Finally, the liberty of conscience is limited by God-given authorities. Paul commanded the church in Rome to be subject to governing authorities. He wrote: “Therefore, one must be in subjection, not only to avoid God’s wrath but also for the sake of conscience” (Romans 13:5). That command isn’t absolute in its extent as Peter and the Apostles chose rather to obey God than man, and willingly suffered the consequences (Acts 5:29, 40-41). Similarly, though often overlooked and neglected, the conscience is limited by church authority. We see a working example of this at the Jerusalem Council when the Apostles and elders wrote: “For it has seemed good to the Holy Spirit and to us to lay on you no greater burden than these requirements: that you abstain from what has been sacrificed to idols, and from blood, and from what has been strangled, and from sexual immorality. If you keep yourselves from these, you will do well” (Acts 15:28-29). The church is the pillar and buttress of the truth (1 Timothy 3:15), and to it has been committed the ministry of binding and loosing (Matthew 18:18). Likewise, the author of Hebrews writes: “Obey your leaders and submit to them, for they are keeping watch over your souls, as those who will have to give an account” (Hebrews 13:17).

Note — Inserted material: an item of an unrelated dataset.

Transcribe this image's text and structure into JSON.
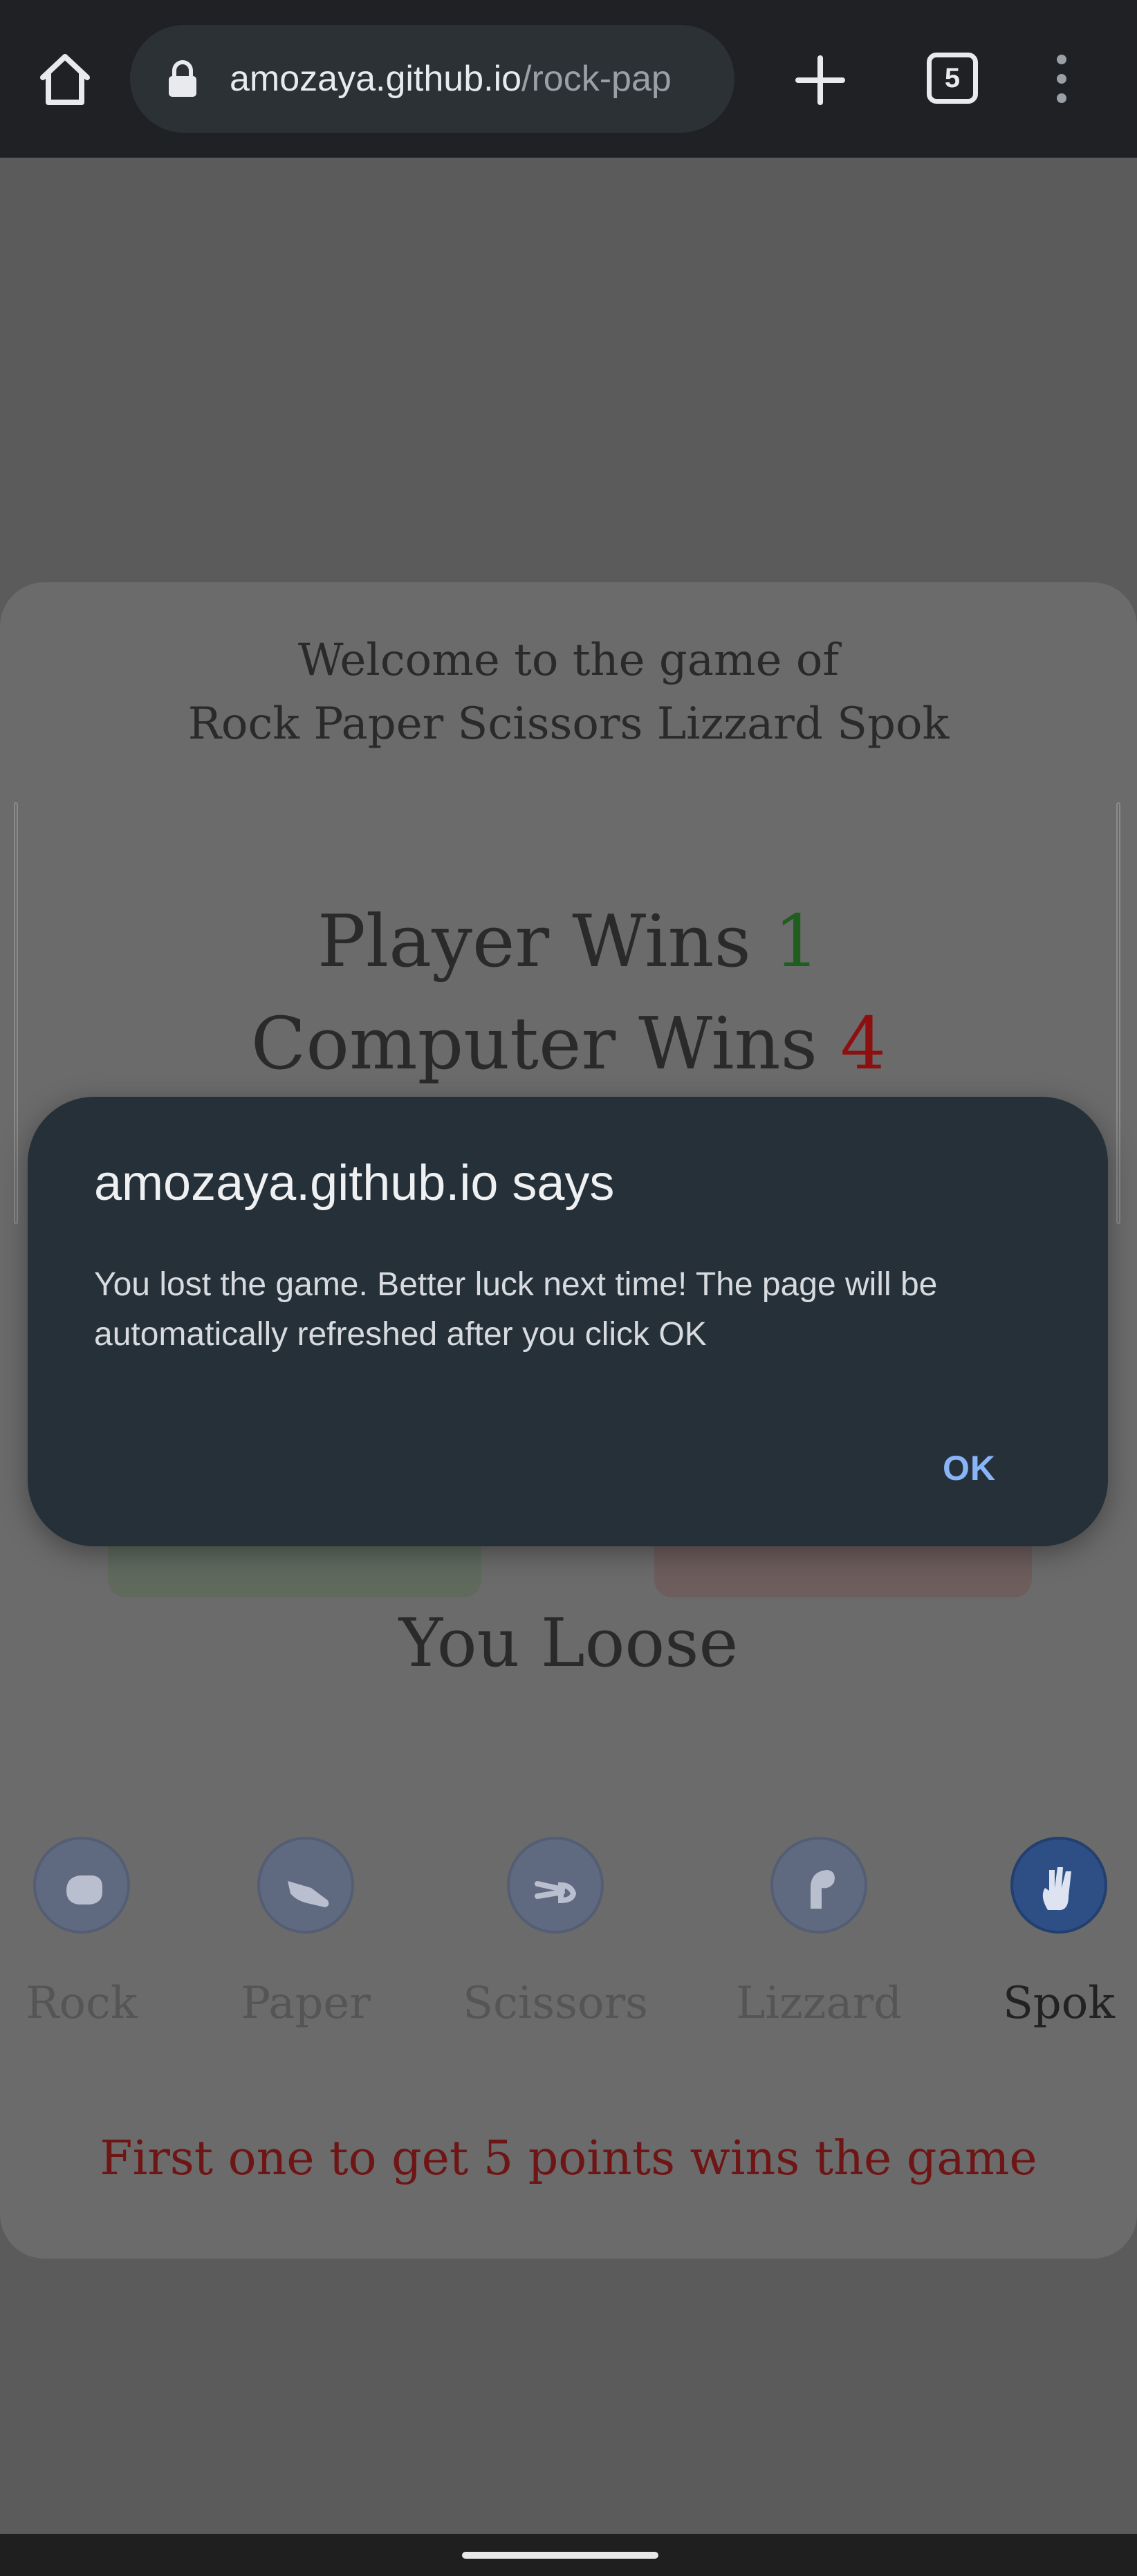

Now, it’s not noted here how far the authority of the church limits the conscience. Admittedly, that’s an extremely tricky question. But what needs to be pointed out – especially in our day of individualism and autonomy – is that the church may exercise lawful authority. In that exercise, the simple plea, “Liberty of conscience!” doesn’t automatically (even in God’s sight) free one from the authority God has appointed, or the authority one has willingly placed themselves under. As James Bannerman noted so well: “They are wrong who would stretch the authority of the Church so far as to destroy liberty of conscience; and they are equally wrong who would stretch the rights of conscience so far as to destroy the authority of the church” (Church of Christ, 1:171). In fact, the liberty of conscience and the lawful authority of the church are not antagonistic to each other as the Westminster Confession of Faith brilliantly affirms:
And because the powers which God has ordained, and the liberty which Christ has purchased are not intended by God to destroy, but mutually to uphold and preserve one another, they who, upon pretense of Christian liberty, shall oppose any lawful power, or the lawful exercise of it, whether it be civil or ecclesiastical, resist the ordinance of God. And, for their publishing of such opinions, or maintaining of such practices, as are contrary to the light of nature, or to the known principles of Christianity (whether concerning faith, worship, or conversation), or to the power of godliness; or, such erroneous opinions or practices, as either in their own nature, or in the manner of publishing or maintaining them, are destructive to the external peace and order which Christ has established in the Church, they may lawfully be called to account, and proceeded against, by censures of the Church and by the power of the civil magistrate (WCF 20.4).